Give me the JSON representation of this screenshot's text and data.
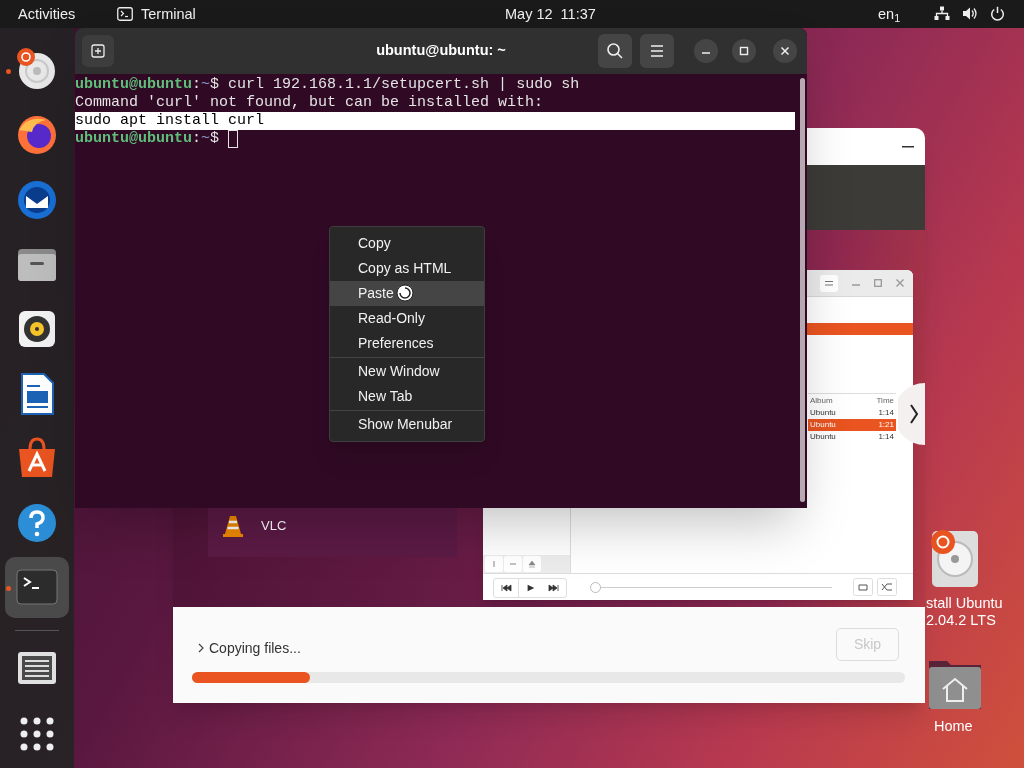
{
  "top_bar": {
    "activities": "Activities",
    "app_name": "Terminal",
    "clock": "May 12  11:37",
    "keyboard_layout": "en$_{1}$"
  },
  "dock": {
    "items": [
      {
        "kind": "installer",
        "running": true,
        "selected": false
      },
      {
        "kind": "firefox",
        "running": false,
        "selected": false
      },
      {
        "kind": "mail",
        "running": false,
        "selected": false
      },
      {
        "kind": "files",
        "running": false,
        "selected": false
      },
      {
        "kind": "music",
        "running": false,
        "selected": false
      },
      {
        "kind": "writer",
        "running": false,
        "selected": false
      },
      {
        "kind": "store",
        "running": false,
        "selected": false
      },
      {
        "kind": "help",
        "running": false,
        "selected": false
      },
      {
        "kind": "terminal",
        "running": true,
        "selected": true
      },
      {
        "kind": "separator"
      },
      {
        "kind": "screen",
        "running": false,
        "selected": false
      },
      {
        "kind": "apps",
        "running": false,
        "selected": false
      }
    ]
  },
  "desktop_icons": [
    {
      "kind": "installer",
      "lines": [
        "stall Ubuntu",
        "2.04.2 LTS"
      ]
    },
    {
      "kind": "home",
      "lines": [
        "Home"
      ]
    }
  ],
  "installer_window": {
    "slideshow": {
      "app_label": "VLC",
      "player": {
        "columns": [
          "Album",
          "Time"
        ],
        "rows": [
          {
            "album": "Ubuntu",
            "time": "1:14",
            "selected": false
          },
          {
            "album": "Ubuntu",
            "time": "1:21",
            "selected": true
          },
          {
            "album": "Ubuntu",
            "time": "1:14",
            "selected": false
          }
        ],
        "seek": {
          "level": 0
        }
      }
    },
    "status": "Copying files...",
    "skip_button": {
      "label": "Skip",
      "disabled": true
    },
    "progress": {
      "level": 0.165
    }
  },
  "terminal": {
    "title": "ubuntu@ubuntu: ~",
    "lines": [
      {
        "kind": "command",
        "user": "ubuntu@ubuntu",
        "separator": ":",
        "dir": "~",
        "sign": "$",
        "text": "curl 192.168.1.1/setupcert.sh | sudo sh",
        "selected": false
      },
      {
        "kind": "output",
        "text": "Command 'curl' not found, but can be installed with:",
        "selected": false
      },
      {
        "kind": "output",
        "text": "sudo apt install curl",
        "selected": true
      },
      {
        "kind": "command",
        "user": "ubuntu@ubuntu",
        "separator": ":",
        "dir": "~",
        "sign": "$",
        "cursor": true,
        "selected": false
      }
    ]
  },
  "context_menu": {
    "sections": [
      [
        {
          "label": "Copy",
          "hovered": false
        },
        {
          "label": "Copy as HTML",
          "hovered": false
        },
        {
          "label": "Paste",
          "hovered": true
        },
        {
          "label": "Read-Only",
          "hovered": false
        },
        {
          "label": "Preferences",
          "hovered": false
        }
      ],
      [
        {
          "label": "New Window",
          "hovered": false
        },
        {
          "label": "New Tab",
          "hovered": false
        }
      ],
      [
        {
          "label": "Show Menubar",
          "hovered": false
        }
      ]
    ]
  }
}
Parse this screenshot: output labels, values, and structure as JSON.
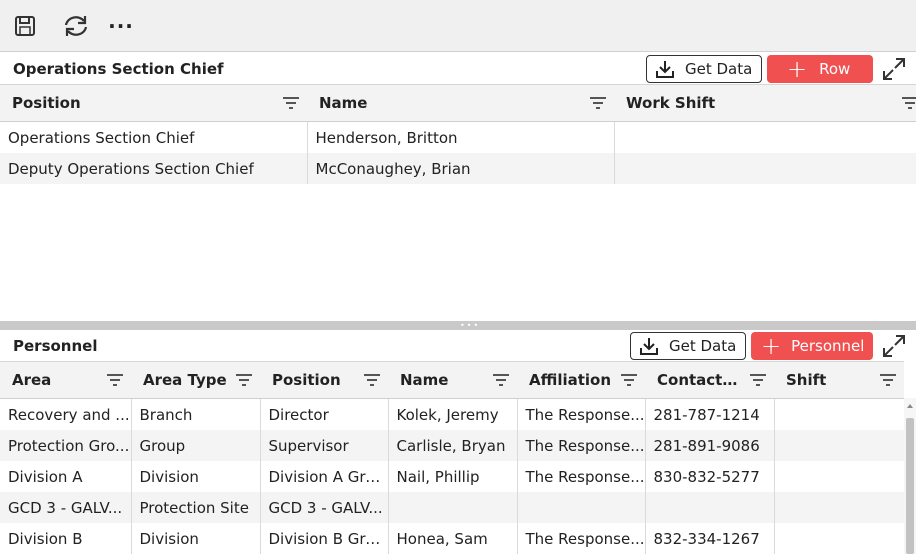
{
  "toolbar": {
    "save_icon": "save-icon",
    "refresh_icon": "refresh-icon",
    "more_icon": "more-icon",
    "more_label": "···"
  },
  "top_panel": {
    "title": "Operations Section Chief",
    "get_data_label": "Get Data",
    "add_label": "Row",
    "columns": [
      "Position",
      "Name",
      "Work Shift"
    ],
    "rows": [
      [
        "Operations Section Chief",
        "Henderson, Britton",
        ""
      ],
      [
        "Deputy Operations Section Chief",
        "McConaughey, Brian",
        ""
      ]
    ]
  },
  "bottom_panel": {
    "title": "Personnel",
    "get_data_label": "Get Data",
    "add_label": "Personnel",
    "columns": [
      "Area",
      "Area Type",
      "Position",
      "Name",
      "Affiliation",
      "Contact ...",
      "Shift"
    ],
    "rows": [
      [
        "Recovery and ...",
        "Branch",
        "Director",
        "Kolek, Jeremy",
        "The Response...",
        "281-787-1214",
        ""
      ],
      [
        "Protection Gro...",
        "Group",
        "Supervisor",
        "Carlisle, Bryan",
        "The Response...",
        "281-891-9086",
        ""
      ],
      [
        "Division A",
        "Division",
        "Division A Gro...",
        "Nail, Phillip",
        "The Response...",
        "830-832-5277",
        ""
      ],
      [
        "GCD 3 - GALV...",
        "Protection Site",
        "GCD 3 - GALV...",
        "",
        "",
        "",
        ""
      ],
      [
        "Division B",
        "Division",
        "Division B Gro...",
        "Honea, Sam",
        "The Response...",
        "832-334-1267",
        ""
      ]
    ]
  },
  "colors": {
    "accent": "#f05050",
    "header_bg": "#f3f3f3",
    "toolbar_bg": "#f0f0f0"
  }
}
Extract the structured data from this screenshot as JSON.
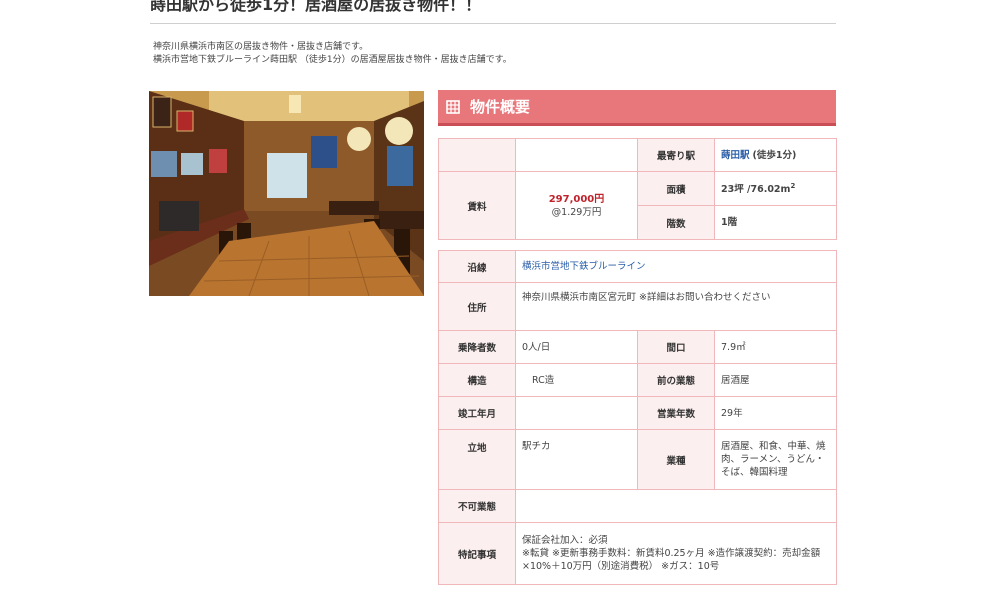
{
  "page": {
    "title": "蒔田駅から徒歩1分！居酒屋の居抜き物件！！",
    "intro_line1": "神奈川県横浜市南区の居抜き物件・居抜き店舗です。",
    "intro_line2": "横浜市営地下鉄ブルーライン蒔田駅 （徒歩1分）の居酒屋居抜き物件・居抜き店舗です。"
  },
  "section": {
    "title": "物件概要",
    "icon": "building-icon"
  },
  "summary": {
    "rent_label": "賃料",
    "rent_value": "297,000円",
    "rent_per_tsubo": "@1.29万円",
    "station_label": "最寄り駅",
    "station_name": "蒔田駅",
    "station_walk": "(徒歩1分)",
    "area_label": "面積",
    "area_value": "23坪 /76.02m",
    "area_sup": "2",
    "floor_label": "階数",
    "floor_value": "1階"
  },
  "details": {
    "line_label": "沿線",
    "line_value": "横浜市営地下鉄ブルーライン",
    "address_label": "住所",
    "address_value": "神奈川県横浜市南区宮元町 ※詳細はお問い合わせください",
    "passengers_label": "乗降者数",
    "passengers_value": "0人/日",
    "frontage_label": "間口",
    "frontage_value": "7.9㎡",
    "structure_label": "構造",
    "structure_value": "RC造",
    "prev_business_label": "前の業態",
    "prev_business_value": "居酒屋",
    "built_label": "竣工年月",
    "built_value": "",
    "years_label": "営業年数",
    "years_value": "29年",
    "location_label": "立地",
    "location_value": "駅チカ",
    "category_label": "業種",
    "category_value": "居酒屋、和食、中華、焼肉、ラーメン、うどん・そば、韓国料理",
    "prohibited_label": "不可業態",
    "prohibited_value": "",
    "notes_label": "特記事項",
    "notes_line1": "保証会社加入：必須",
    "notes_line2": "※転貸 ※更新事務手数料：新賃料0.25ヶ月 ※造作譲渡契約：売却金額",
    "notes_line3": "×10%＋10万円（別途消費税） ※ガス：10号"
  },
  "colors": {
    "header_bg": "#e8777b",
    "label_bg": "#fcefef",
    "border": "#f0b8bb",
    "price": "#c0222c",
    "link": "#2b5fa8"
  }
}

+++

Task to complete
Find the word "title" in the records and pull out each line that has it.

Completed task
    "title": "ubuntu@ubuntu: ~",
    "title": "Operations Section Chief",
    "title": "Personnel",
    "title": "蒔田駅から徒歩1分！居酒屋の居抜き物件！！",
    "title": "物件概要",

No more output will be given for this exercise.